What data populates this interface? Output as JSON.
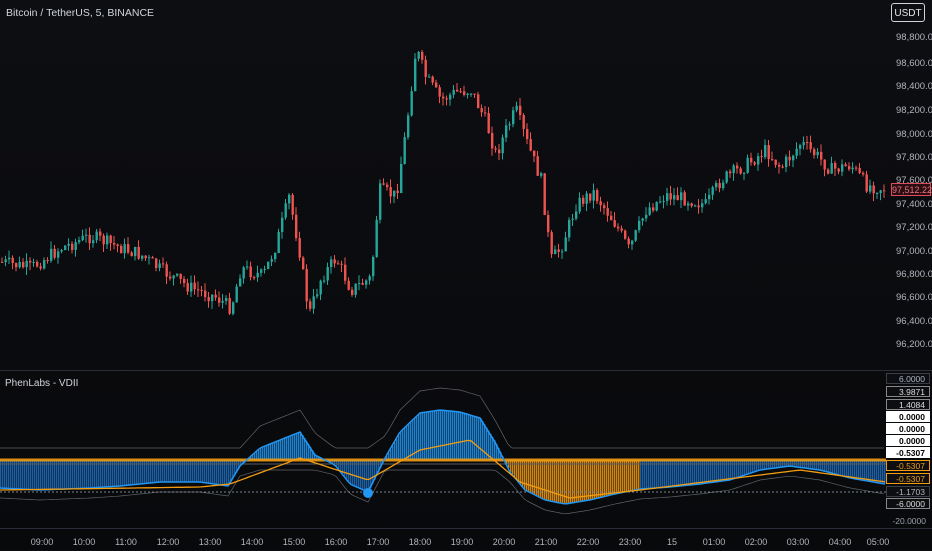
{
  "header": {
    "title": "Bitcoin / TetherUS, 5, BINANCE",
    "currency": "USDT"
  },
  "price_axis": [
    "98,800.00",
    "98,600.00",
    "98,400.00",
    "98,200.00",
    "98,000.00",
    "97,800.00",
    "97,600.00",
    "97,400.00",
    "97,200.00",
    "97,000.00",
    "96,800.00",
    "96,600.00",
    "96,400.00",
    "96,200.00"
  ],
  "last_price": "97,512.22",
  "indicator": {
    "title": "PhenLabs - VDII",
    "labels": [
      "6.0000",
      "3.9871",
      "1.4084",
      "0.0000",
      "0.0000",
      "0.0000",
      "-0.5307",
      "-0.5307",
      "-0.5307",
      "-1.1703",
      "-6.0000",
      "-20.0000"
    ]
  },
  "time_axis": [
    "09:00",
    "10:00",
    "11:00",
    "12:00",
    "13:00",
    "14:00",
    "15:00",
    "16:00",
    "17:00",
    "18:00",
    "19:00",
    "20:00",
    "21:00",
    "22:00",
    "23:00",
    "15",
    "01:00",
    "02:00",
    "03:00",
    "04:00",
    "05:00"
  ],
  "colors": {
    "up": "#26a69a",
    "down": "#ef5350",
    "blue": "#2196f3",
    "orange": "#f39c12"
  }
}
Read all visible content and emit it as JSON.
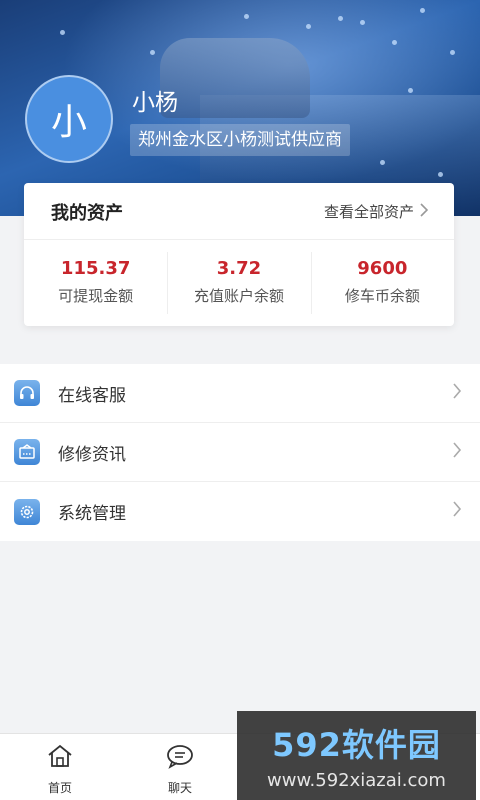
{
  "profile": {
    "avatar_char": "小",
    "name": "小杨",
    "company": "郑州金水区小杨测试供应商"
  },
  "assets": {
    "title": "我的资产",
    "view_all": "查看全部资产",
    "items": [
      {
        "value": "115.37",
        "label": "可提现金额"
      },
      {
        "value": "3.72",
        "label": "充值账户余额"
      },
      {
        "value": "9600",
        "label": "修车币余额"
      }
    ]
  },
  "menu": [
    {
      "label": "在线客服",
      "icon": "headset-icon"
    },
    {
      "label": "修修资讯",
      "icon": "news-icon"
    },
    {
      "label": "系统管理",
      "icon": "gear-icon"
    }
  ],
  "tabbar": [
    {
      "label": "首页",
      "icon": "home-icon"
    },
    {
      "label": "聊天",
      "icon": "chat-icon"
    }
  ],
  "watermark": {
    "brand": "592软件园",
    "url": "www.592xiazai.com"
  },
  "colors": {
    "accent": "#4a8fe0",
    "asset_value": "#c8252c"
  }
}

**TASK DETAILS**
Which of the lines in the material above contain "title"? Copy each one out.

**SOLUTION TO THE EXERCISE**
    "title": "Bitcoin / TetherUS, 5, BINANCE",
    "title": "PhenLabs - VDII",
    "title": "我的资产",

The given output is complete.